(SACRAMENTO, Calif.) - A national research team led by UC Davis Health clinicians and researchers from the University of Michigan, Nationwide Children's Hospital and Columbia University, has derived and validated a new protocol for emergency departments that can determine which infant patients with fevers, age 60 days or younger, are at low risk of significant bacterial infections.
The finding has important implications for identifying cases in which infants may not need invasive medical care such spinal taps, antibiotics or hospitalizations.
The major study, which involved nearly 2000 febrile infants who were evaluated at 26 emergency departments around the country, showed how physicians can more precisely identify babies who are at low risk of serious bacterial infections such as urinary tract infections, bacteria in the blood and bacterial meningitis, in order to avoid spinal taps (also known as lumbar punctures), antibiotic medications and hospitalizations, which also carry risks and can be costly.
The study, "A clinical prediction rule to identify febrile infants 60 days and younger at low risk for serious bacterial infections," is online today [Embargoed until Mon., Feb. 18, 2019 at 11 a.m. ET] in JAMA Pediatrics.
The new protocol, which could be implemented following a larger validation study, would enhance decision-making for emergency room providers and bring relief to the parents of many of the nearly half-million febrile infants who are evaluated in U.S. emergency departments each year.
"Missing a serious bacterial infection in an infant can lead to severe complications, which is why physicians traditionally have been very cautious and included invasive procedures, medications and hospitalizations when evaluating these infants," said Nathan Kuppermann, professor and chair of emergency medicine at UC Davis School of Medicine and lead author of the study. "We were able to derive and validate a prediction rule, essentially a mathematical tool for physicians to confidently make clinical decisions about young infants with fevers to identify those who are at low risk of serious bacterial infections."
Fewer than 10 percent of infants evaluated for fever in emergency departments in the United States typically have serious or potentially life-threatening bacterial infections. However, because of their age and the standard treatment guidelines, many must undergo invasive testing, be hospitalized and given antibiotic treatments until bacterial infection can ruled out.
Kuppermann and his research colleagues in the Pediatric Emergency Care Applied Research Network (PECARN) - a network of pediatric emergency departments throughout the country that is working to establish new, evidence-based standards for managing common and important problems in pediatric emergency care - have been working to develop better approaches to identifying febrile babies who are at low risk of serious bacterial infections. Two years ago, the same research consortium established a proof of principle for measuring patterns of ribonucleic acid (RNA) expression in the bloodstream that could enable clinicians to distinguish bacterial infections from other causes.

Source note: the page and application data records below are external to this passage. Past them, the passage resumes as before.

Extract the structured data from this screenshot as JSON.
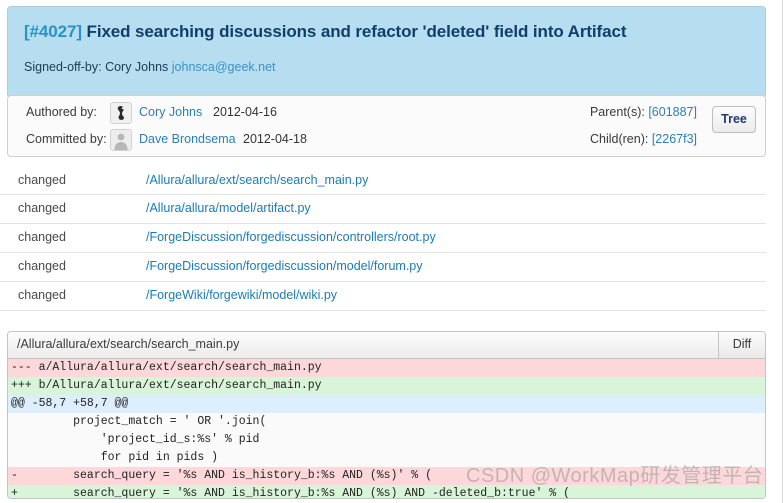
{
  "commit": {
    "rev_label": "[#4027]",
    "title": "Fixed searching discussions and refactor 'deleted' field into Artifact",
    "signed_off_prefix": "Signed-off-by: Cory Johns ",
    "signed_off_email": "johnsca@geek.net"
  },
  "meta": {
    "authored_label": "Authored by:",
    "authored_person": "Cory Johns",
    "authored_date": "2012-04-16",
    "committed_label": "Committed by:",
    "committed_person": "Dave Brondsema",
    "committed_date": "2012-04-18",
    "parents_label": "Parent(s): ",
    "parents_hash": "[601887]",
    "children_label": "Child(ren): ",
    "children_hash": "[2267f3]",
    "tree_button": "Tree",
    "author_avatar_icon": "cory-johns-avatar-icon",
    "committer_avatar_icon": "person-silhouette-icon"
  },
  "files": [
    {
      "status": "changed",
      "path": "/Allura/allura/ext/search/search_main.py"
    },
    {
      "status": "changed",
      "path": "/Allura/allura/model/artifact.py"
    },
    {
      "status": "changed",
      "path": "/ForgeDiscussion/forgediscussion/controllers/root.py"
    },
    {
      "status": "changed",
      "path": "/ForgeDiscussion/forgediscussion/model/forum.py"
    },
    {
      "status": "changed",
      "path": "/ForgeWiki/forgewiki/model/wiki.py"
    }
  ],
  "diff": {
    "file_header": "/Allura/allura/ext/search/search_main.py",
    "tab_label": "Diff",
    "lines": [
      {
        "kind": "del",
        "text": "--- a/Allura/allura/ext/search/search_main.py"
      },
      {
        "kind": "add",
        "text": "+++ b/Allura/allura/ext/search/search_main.py"
      },
      {
        "kind": "hunk",
        "text": "@@ -58,7 +58,7 @@"
      },
      {
        "kind": "ctx",
        "text": "         project_match = ' OR '.join("
      },
      {
        "kind": "ctx",
        "text": "             'project_id_s:%s' % pid"
      },
      {
        "kind": "ctx",
        "text": "             for pid in pids )"
      },
      {
        "kind": "del",
        "text": "-        search_query = '%s AND is_history_b:%s AND (%s)' % ("
      },
      {
        "kind": "add",
        "text": "+        search_query = '%s AND is_history_b:%s AND (%s) AND -deleted_b:true' % ("
      }
    ]
  },
  "watermark": {
    "text": "CSDN @WorkMap研发管理平台"
  },
  "colors": {
    "header_bg": "#b6ddf0",
    "title_text": "#103f6b",
    "link": "#1a7cb5",
    "diff_del_bg": "#fdd8da",
    "diff_add_bg": "#d9f5d9",
    "diff_hunk_bg": "#ddeeff"
  }
}
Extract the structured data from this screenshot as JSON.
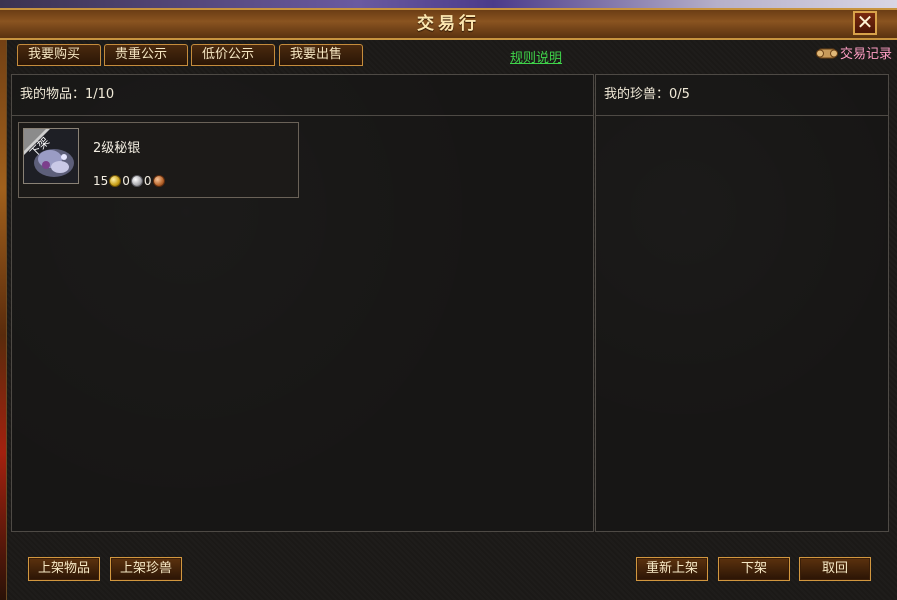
{
  "window": {
    "title": "交易行",
    "close_label": "✕"
  },
  "tabs": [
    {
      "label": "我要购买"
    },
    {
      "label": "贵重公示"
    },
    {
      "label": "低价公示"
    },
    {
      "label": "我要出售"
    }
  ],
  "rules_link": "规则说明",
  "trade_log": "交易记录",
  "items_panel": {
    "header": "我的物品：1/10",
    "item": {
      "name": "2级秘银",
      "badge": "下架",
      "price": {
        "gold": "15",
        "silver": "0",
        "copper": "0"
      }
    }
  },
  "pets_panel": {
    "header": "我的珍兽：0/5"
  },
  "buttons": {
    "list_item": "上架物品",
    "list_pet": "上架珍兽",
    "relist": "重新上架",
    "delist": "下架",
    "cancel": "取回"
  },
  "colors": {
    "frame_gold": "#c8943f",
    "rules_green": "#3fd34a",
    "trade_log_pink": "#ff9ec4"
  }
}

Now, in this large, multi-center observational study, 1,821 infant patients with fevers who were up to two-months (60 days) old were enrolled and randomly divided into two groups. Using sophisticated statistical methods, the research team identified three easily obtainable laboratory tests - the urinalysis, absolute neutrophil count (ANC) in the blood and a serum procalcitonin - to assess and validate the rule physicians could use to exclude serious bacterial infections with very high accuracy.
"Our data contributes important information in the decades old debate about the necessity of lumbar punctures and hospitalizations for young babies with fevers," added Prashant Mahajan, professor and vice-chair of emergency medicine at the University of Michigan Medical School and C.S. Mott Children's Hospital, and the study's senior author. "This study adds important information that we think will decrease the variability in current protocols and minimize unnecessary tests and hospital admissions, which can carry other risks for young patients."
While encouraged by their findings, the researchers noted that further validation is important before the new rule should be fully implemented, especially among cohorts with greater numbers of invasive bacterial infections.
"Clinicians must remain particularly wary in cases where infants are younger than 28 days," noted Octavio Ramilo, division chief of Infectious Diseases at Nationwide Children's Hospital, and a principal investigator on the study with Kuppermann and Mahajan. "That is the age group in whom the risks of bacteremia and bacterial meningitis, as well as herpes encephalitis, are the greatest."
In addition to Kuppermann, Mahajan and Ramilo, researchers included Peter Dayan from Columbia University and nearly two dozen other co-authors in the pediatric research network.
This study was supported in part by grant H34MCO8509 from Health Resources and Services Administration (HRSA) Emergency Services for Children and by the Eunice Kennedy Shriver National Institute of Child Health & Human Development of the National Institutes of Health under Award Number R01HD062477. It was also supported in part by HRSA Maternal and Child Health Bureau, Emergency Medical Services for Children Network Development Demonstration Program under several cooperative agreements.